My biggest problem with the movie was exposition. I know that the movie was made for a pittance and under a truncated shooting schedule, but I would have appreciated ten more minutes of set-up. Why are Jules and Nic in a rut? Why does Ruffalo’s Paul care about being a father after forgetting that he donated his specimen when he was 19 and broke? Why is Laser’s friend peeing on cats? Who exactly is Paul’s girlfriend Tanya (played by Yaya DaCosta, who should have won the third cycle of America’s Next Top Model but is doing okay by herself as a working actress, particularly in John Sayles’ Honeydripper)? This is drawn together too hastily for me, especially given the care put into the rest of the movie.
However, the scene that’s the center of the movie for me is Nic impromptu performance of a verse from Joni Mitchell’s “All I Want” at a dinner at Paul’s house. When perusing his record collection she discovers, after weeks of suspicion about him and his proximity to her partner, that they’re both fans. This part didn’t surprise me, nor did the reveal that Wasikowska’s character is named after her (seriously, poll a sample of late boomer or early Gen Xer women — 4 out of 5 probably love Mitchell, especially if your pool resides in California). I could be snarky and say that it would be better if they dug a little deeper than track one of the canonical Blue. What, no love for The Hissing of Summer Lawns? But Blue captured the zeitgeist and lives on across generations for a reason.
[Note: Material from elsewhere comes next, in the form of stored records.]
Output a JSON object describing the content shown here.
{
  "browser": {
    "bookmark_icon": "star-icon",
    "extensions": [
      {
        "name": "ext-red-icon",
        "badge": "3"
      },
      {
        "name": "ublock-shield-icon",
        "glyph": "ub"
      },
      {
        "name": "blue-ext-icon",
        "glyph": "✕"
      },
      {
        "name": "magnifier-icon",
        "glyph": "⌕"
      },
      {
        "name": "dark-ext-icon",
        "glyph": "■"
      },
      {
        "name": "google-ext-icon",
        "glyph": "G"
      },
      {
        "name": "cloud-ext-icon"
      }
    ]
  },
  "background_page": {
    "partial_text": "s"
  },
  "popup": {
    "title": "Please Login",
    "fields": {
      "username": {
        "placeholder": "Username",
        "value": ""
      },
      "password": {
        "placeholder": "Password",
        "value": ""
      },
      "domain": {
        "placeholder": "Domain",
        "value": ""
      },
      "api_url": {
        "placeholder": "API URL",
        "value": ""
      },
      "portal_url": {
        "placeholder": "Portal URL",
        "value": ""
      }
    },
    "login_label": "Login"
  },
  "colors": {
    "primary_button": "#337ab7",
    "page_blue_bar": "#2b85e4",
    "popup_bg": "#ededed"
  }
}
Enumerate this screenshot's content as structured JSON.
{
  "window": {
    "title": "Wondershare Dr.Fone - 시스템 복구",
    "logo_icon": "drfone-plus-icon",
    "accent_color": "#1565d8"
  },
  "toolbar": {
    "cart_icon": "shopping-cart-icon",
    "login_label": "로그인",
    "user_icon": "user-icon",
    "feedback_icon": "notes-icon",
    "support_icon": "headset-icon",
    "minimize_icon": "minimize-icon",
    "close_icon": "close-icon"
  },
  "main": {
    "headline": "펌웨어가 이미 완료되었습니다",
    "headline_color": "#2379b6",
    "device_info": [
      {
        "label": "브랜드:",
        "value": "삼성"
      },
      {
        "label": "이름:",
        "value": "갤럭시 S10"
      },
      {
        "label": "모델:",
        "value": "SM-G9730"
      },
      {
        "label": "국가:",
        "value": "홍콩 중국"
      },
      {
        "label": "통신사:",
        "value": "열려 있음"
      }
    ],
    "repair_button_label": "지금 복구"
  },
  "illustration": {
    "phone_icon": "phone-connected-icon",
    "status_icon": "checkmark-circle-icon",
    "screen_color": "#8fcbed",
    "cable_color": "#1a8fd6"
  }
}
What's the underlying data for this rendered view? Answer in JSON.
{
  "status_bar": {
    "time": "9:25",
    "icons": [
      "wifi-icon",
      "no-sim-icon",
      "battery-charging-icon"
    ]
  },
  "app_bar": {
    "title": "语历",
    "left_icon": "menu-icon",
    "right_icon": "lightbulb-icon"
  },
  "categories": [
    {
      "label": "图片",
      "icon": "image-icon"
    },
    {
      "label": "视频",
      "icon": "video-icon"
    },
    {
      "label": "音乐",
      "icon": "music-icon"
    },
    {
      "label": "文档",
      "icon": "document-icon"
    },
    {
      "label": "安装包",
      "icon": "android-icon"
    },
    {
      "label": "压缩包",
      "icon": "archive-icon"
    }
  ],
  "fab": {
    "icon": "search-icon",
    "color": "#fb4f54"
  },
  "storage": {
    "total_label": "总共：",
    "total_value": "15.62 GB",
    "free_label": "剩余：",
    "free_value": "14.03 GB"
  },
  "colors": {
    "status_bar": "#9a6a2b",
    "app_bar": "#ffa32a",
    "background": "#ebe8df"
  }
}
It’s a devastating record about love curdled by deception and human error.
It totally works here, bolstered by Bening’s disarming performance. The camera lingers on Nic’s ostensibly private reverie. It’s a purposely awkward but deeply informative scene. Nic might be embarrassing her kids but she’s ultimately singing to herself. Jules and Paul watch, perhaps only slightly aware of how deeply affected she is by what’s going on. Following her performance, she will walk into Paul’s bathroom and have the truth she already knows confirmed for her. But this scene gives you insight into her interiority and why she’ll remain committed to her family after the fallout. It’s a subtle, powerful moment that demonstrates what the movie is and what it could be.